● TO DO: The answer must be an exact copy of the lines from the one containing "Convert this screenshot" through the final line of the material, both included, and nothing else.

● SUPPLIED RECORDS:
------
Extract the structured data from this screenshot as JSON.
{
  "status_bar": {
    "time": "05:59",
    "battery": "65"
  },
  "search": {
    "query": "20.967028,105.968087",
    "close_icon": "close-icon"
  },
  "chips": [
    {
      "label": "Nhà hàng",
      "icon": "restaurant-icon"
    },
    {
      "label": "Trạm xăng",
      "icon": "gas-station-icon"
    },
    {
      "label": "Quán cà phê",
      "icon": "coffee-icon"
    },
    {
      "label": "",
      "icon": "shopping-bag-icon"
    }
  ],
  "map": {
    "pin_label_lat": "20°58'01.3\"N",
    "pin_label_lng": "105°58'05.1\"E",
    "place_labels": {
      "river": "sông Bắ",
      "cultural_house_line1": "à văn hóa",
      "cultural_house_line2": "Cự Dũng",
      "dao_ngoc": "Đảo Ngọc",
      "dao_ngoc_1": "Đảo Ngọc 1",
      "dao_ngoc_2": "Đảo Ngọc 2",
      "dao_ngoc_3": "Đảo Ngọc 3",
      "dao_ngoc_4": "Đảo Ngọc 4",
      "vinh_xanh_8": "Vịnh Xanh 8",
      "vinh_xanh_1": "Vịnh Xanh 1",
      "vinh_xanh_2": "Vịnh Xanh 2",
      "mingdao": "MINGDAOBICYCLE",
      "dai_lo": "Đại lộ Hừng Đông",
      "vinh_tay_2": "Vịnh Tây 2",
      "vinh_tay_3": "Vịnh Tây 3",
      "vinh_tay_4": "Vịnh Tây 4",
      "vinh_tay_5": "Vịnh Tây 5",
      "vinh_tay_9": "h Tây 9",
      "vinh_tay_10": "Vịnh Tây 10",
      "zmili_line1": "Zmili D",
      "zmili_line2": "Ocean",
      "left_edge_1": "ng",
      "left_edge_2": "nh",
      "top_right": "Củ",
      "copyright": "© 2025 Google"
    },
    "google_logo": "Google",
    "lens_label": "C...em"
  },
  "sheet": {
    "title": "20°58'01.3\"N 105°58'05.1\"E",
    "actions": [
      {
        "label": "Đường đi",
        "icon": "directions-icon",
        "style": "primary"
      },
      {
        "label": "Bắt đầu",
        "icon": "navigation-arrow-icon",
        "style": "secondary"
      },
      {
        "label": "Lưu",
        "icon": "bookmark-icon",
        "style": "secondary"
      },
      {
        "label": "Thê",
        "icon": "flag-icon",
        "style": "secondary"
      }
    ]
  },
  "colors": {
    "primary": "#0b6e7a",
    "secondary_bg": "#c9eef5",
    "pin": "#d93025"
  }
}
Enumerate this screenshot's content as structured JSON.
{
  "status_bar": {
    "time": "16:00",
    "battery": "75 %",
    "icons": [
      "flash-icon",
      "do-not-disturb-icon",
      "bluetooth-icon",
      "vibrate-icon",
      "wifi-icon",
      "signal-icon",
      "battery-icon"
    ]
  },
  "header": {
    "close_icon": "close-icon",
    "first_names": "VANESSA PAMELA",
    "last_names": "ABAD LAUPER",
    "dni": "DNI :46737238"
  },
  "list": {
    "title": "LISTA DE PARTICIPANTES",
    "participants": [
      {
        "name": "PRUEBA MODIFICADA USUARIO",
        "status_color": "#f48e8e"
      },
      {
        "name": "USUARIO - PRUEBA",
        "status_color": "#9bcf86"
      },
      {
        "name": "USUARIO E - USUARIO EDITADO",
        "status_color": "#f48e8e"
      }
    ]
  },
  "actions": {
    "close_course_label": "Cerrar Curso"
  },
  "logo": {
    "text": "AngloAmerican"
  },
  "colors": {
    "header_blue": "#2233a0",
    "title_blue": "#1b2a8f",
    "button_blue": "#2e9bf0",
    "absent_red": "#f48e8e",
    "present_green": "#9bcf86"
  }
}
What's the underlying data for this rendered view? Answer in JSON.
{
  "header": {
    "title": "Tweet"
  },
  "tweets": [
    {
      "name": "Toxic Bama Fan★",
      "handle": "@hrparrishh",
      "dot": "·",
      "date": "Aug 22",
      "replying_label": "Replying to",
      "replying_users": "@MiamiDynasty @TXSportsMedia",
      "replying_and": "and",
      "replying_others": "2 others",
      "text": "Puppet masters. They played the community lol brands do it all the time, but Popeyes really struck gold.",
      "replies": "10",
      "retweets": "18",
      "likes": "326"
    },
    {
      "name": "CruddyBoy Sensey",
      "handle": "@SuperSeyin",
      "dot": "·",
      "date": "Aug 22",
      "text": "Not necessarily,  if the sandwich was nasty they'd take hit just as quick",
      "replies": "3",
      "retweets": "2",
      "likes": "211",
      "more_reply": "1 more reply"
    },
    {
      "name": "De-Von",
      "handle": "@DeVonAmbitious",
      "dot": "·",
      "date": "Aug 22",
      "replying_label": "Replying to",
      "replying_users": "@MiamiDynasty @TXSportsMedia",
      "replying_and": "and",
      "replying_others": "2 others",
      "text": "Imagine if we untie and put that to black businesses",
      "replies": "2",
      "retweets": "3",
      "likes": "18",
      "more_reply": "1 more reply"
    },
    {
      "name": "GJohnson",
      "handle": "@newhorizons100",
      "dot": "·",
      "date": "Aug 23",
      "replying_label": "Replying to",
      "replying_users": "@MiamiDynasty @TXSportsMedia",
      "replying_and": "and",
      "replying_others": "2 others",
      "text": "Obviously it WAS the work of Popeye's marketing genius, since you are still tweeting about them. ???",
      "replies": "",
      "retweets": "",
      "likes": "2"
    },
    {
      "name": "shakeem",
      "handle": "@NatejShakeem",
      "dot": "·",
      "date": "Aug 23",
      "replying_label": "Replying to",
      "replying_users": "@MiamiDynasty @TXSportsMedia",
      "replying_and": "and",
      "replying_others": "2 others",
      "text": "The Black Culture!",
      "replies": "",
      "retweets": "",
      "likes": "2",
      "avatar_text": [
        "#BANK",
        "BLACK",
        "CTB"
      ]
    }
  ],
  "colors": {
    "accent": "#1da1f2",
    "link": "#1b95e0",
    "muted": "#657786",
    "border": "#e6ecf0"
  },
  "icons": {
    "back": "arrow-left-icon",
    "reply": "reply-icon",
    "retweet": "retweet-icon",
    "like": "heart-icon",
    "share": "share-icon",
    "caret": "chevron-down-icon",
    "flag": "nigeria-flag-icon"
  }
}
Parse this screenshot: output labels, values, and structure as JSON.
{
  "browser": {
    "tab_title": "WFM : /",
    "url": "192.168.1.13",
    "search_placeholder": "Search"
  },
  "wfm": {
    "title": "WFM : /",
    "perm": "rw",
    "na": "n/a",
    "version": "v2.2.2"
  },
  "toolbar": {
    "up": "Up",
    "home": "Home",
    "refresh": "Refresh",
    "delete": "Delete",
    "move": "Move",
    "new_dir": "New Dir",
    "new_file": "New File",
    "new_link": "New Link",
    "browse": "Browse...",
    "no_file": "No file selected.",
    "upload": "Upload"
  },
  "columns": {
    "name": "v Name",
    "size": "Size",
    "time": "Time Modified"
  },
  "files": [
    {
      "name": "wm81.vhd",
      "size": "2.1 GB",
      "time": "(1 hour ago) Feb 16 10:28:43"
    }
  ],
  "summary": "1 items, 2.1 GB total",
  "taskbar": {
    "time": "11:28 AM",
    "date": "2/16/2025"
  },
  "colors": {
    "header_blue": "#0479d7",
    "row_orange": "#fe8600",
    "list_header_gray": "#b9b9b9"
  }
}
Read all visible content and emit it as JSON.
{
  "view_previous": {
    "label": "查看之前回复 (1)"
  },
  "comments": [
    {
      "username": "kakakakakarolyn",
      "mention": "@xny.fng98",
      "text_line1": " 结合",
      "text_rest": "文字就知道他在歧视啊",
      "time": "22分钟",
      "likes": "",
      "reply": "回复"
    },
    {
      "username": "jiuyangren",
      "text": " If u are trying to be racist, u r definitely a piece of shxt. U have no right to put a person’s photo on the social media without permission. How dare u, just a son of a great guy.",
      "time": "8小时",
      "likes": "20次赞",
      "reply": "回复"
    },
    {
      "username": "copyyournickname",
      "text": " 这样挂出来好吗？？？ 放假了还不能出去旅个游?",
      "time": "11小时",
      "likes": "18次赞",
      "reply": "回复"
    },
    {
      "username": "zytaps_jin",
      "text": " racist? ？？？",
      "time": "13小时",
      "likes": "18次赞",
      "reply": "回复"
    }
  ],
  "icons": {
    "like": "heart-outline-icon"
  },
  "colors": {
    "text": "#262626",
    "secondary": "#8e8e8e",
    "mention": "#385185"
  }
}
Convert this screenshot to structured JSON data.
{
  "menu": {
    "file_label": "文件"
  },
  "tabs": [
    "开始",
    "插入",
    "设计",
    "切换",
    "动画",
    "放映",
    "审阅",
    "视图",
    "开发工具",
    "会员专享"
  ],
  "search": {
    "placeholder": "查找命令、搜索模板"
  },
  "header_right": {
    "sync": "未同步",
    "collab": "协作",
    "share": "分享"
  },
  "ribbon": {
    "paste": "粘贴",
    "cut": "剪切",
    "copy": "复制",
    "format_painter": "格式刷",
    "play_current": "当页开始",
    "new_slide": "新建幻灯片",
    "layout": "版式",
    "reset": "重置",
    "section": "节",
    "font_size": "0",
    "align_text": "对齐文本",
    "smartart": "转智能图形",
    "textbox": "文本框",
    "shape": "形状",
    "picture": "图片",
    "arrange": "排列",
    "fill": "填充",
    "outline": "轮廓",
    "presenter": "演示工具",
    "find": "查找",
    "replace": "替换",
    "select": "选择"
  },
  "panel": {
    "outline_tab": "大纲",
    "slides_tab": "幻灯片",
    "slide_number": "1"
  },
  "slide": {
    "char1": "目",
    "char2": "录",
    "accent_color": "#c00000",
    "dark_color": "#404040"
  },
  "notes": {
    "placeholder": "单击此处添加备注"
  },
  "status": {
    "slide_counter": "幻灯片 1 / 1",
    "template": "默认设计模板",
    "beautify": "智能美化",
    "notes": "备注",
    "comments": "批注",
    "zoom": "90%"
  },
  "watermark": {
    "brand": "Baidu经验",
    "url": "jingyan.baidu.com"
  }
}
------
● RESPONSE BELOW:
Convert this screenshot to structured JSON data.
{
  "menu": {
    "file_label": "文件"
  },
  "tabs": [
    "开始",
    "插入",
    "设计",
    "切换",
    "动画",
    "放映",
    "审阅",
    "视图",
    "开发工具",
    "会员专享"
  ],
  "search": {
    "placeholder": "查找命令、搜索模板"
  },
  "header_right": {
    "sync": "未同步",
    "collab": "协作",
    "share": "分享"
  },
  "ribbon": {
    "paste": "粘贴",
    "cut": "剪切",
    "copy": "复制",
    "format_painter": "格式刷",
    "play_current": "当页开始",
    "new_slide": "新建幻灯片",
    "layout": "版式",
    "reset": "重置",
    "section": "节",
    "font_size": "0",
    "align_text": "对齐文本",
    "smartart": "转智能图形",
    "textbox": "文本框",
    "shape": "形状",
    "picture": "图片",
    "arrange": "排列",
    "fill": "填充",
    "outline": "轮廓",
    "presenter": "演示工具",
    "find": "查找",
    "replace": "替换",
    "select": "选择"
  },
  "panel": {
    "outline_tab": "大纲",
    "slides_tab": "幻灯片",
    "slide_number": "1"
  },
  "slide": {
    "char1": "目",
    "char2": "录",
    "accent_color": "#c00000",
    "dark_color": "#404040"
  },
  "notes": {
    "placeholder": "单击此处添加备注"
  },
  "status": {
    "slide_counter": "幻灯片 1 / 1",
    "template": "默认设计模板",
    "beautify": "智能美化",
    "notes": "备注",
    "comments": "批注",
    "zoom": "90%"
  },
  "watermark": {
    "brand": "Baidu经验",
    "url": "jingyan.baidu.com"
  }
}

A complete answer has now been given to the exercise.